TigerVsDragon+1972-76-bThe Good and the Bad [餓虎狂龍] (1972)
AKA Kung Fu-The Invisible Fist, Kung Fu-The Invincible Fist, Tiger Vs Dragon, Death Rivals of Shaolin, Dragon and Tiger Ways

Starring Chan Sing, Yasuaki Kurata, Wong Yuen-San, Gai Yuen, Michael Chan Wai-Man, Chiang Nan, Irene Ryder, Hon Gwok-Choi

Directed by Ng See-Yuen

Expectations: I don’t know anything about this one, but I’m very excited for some reason.


A bit of context: I’m watching The Good and the Bad and one other (Black List) before I jump back into my chronological Shaw Brothers project and start 1973. (Oooo, it’s so close I can taste it!) These two films were in the Top 10 Hong Kong Box Office for 1972, and I figured they’d add an interesting context to what else was going on in 1972 HK other than Shaw Brothers and Golden Harvest/Bruce Lee films that I’ve already seen. I also plan to do this for all future years as well, but in chrono order along with the Shaw films. There’s actually not too many of these, so it only adds a few films to the series while presumably expanding my view of the time (and hopefully also adding to my enjoyment!). After watching The Good and the Bad, all I can say is, “So far, so good.” It delivered on both entertainment and contextual standpoints, so I am happy with my decision to go ahead and tack these extra films on.

The story in The Good and the Bad is as generic as “Kung Fu vs. Karate” plots come. Japan sends in a super badass karate master spy (Yasuaki Kurata) to help take over the docks in Shanghai.
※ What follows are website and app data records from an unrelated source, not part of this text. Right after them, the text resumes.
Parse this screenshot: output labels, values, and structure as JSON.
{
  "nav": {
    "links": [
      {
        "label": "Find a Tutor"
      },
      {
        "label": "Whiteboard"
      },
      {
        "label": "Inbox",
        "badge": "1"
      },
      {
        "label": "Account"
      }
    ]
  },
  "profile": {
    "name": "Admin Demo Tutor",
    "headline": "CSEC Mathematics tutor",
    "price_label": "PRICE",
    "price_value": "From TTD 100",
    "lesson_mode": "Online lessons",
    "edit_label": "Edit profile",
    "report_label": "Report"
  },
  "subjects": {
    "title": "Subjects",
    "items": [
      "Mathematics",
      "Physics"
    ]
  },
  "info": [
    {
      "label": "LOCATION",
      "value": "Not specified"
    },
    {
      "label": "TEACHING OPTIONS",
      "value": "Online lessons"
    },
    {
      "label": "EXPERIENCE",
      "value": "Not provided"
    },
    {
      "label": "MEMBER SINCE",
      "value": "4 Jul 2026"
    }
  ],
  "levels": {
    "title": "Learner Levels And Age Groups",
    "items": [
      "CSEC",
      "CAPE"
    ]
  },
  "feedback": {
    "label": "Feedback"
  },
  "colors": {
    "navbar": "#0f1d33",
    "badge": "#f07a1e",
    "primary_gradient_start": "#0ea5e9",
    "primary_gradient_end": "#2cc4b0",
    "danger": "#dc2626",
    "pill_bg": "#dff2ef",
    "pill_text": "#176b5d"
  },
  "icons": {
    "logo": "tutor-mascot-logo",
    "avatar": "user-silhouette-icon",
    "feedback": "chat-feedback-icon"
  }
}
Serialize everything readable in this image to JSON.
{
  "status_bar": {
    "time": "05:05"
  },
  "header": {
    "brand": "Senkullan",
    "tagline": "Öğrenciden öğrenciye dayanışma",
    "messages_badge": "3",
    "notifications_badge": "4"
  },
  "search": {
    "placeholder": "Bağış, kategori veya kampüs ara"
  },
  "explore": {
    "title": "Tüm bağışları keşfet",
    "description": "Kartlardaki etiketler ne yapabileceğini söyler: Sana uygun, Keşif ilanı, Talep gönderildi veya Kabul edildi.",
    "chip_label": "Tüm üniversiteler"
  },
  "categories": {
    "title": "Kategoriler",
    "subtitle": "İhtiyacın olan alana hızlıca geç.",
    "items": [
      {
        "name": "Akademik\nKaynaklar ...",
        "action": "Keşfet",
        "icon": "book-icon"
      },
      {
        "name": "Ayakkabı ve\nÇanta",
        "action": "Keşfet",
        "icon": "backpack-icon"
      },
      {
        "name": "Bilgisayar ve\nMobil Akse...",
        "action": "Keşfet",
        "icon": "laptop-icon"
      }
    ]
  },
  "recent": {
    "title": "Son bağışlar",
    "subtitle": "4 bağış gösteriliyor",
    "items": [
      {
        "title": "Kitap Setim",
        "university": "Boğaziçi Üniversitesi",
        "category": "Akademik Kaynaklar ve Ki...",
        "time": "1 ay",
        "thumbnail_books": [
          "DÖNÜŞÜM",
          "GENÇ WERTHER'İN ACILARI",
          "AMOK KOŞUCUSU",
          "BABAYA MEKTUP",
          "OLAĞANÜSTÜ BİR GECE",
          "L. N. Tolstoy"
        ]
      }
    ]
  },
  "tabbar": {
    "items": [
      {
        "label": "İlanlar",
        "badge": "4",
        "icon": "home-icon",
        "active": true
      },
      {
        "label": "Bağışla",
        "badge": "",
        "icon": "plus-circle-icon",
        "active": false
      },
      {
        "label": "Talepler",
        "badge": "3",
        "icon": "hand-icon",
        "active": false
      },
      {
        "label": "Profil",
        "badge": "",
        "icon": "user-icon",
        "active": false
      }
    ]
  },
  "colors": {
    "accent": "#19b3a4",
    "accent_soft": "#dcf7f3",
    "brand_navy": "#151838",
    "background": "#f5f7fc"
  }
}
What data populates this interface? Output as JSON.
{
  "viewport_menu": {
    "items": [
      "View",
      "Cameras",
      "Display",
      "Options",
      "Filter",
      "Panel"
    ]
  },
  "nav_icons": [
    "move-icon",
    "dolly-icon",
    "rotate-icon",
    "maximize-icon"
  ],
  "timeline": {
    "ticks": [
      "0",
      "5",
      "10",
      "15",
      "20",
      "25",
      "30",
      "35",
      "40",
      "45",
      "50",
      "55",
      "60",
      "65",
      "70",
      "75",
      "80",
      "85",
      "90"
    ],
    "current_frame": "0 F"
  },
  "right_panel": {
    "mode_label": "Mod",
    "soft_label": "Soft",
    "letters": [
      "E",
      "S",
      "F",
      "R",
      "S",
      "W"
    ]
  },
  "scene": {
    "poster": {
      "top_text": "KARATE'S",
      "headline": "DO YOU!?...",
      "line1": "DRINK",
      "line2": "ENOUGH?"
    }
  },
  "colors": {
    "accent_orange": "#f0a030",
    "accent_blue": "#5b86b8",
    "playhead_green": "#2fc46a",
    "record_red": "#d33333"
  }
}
China sends in a super badass kung fu master spy (Chan Sing) to stop him. That’s it. If you want more than that, there are lots of movies that will do you a solid. But The Good and the Bad makes up for this lack in story with fights. Lots of fights. No, scratch that — LOTS OF FIGHTS.

goodandthebad_1The first act kicks off with a bang, and by bang I mean TONS of fists and legs doing their karate/kung fu thing. First we are introduced to Kurata as he leads a huge group of karate students through their kata before proving to the Japanese head honcho that he is indeed as badass as they come. Chan Sing’s intro is largely the same format, except it involves soldiers learning to fight with their guns as melee weapons and Chan Sing showing them how a true badass does it. The Good and the Bad shows a definite attempt to feature real martial artists displaying their skills, which, coupled with the extensive location shooting, really sets this film apart from its Shaw contemporaries.

goodandthebad_2We then move to the docks where the action is still well-choreographed (by Bruce Leung, Gam Ming & Lee Ka-Ting) and entertaining, but it’s not all that memorable. Hon Gwok-Choi does have a short comedic fight that’s fun, and his buddy (who I was unable to find a name for) does some incredible bike stunts, including jumping from a full speed bike and immediately engaging in combat. It’s very Jackie Chan-esque, and this wasn’t the only little moment that reminded me of him. Later in the film Hon Gwok-Choi shows off his athleticism by performing all kinds of cool flips and jumps mid-fight, something fairly rare in 1972 films. Obviously Bruce Lee was the major impetus to get real martial artists into the movies, but I wonder if Ng See-Yuen, who would later produce Jackie’s two breakout hits Snake in the Eagle’s Shadow and Drunken Master, was instrumental in helping it along with films like this.

The middle of the movie is a lot of generic (and fairly boring) posturing, but that’s OK because the finale is pure action gold. It’s something close to 30 minutes of straight action, and it never gets old. Part of this is that it’s also a chase sequence so the location is continually changing, but it’s also because the choreography is exceptional and feels very ahead of its time. It feels much quicker and more immediate than other films of the era, but maybe that’s just because I’ve been watching films older than this for a while now. In any case, I was locked in and enjoying the ride immensely. The one knock to the action is that there are quite a few moments where it is highly visible that the punch/kick is not connecting, so that can take you out of the movie if you’re not willing to roll with it.

Anyway, four big stars to the fantastic finale that truly delivers an epic showdown between Yasuaki Kurata and Chan Sing. It’s easily one of the best action sequences of this era. If only the rest of the film was as good.

No trailer, but here’s a good chunk of the dope finale!

Next up in this chronological journey through the Shaw Brothers Martial Arts catalog: One more film before I get back to business and start 1973! I’ll be checking out Black List, another non-Shaw 1972 film that made the Top 10 at the Hong Kong Box office for that year. See ya then! (Hopefully sooner rather than later.)